Items listed in a dataset:
┄┄┄┄┄┄┄┄┄┄
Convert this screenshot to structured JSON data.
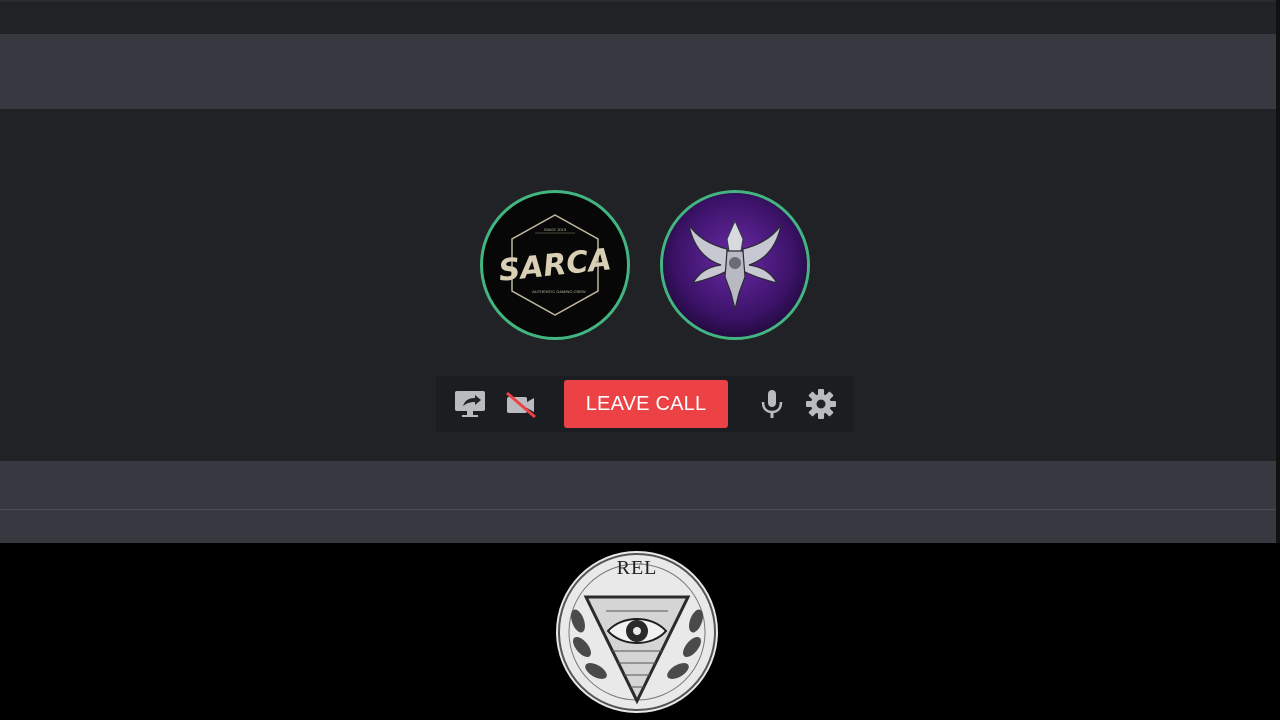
{
  "call": {
    "participants": [
      {
        "name_art": "SARCA",
        "subtitle_top": "SINCE 2019",
        "subtitle_bottom": "AUTHENTIC GAMING CREW",
        "ring_color": "#43b581"
      },
      {
        "icon": "winged-knight-logo",
        "ring_color": "#43b581"
      }
    ],
    "controls": {
      "share_screen_icon": "screen-share-icon",
      "camera_icon": "camera-off-icon",
      "leave_label": "LEAVE CALL",
      "leave_color": "#ed4245",
      "mic_icon": "microphone-icon",
      "settings_icon": "gear-icon"
    }
  },
  "watermark": {
    "text": "REL",
    "icon": "all-seeing-eye-emblem"
  },
  "colors": {
    "header": "#36393f",
    "call_background": "#202225",
    "speaking_ring": "#43b581"
  }
}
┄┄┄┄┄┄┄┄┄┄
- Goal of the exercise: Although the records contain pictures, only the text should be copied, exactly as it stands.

- Answer area:
Convert this screenshot to structured JSON data.
{
  "call": {
    "participants": [
      {
        "name_art": "SARCA",
        "subtitle_top": "SINCE 2019",
        "subtitle_bottom": "AUTHENTIC GAMING CREW",
        "ring_color": "#43b581"
      },
      {
        "icon": "winged-knight-logo",
        "ring_color": "#43b581"
      }
    ],
    "controls": {
      "share_screen_icon": "screen-share-icon",
      "camera_icon": "camera-off-icon",
      "leave_label": "LEAVE CALL",
      "leave_color": "#ed4245",
      "mic_icon": "microphone-icon",
      "settings_icon": "gear-icon"
    }
  },
  "watermark": {
    "text": "REL",
    "icon": "all-seeing-eye-emblem"
  },
  "colors": {
    "header": "#36393f",
    "call_background": "#202225",
    "speaking_ring": "#43b581"
  }
}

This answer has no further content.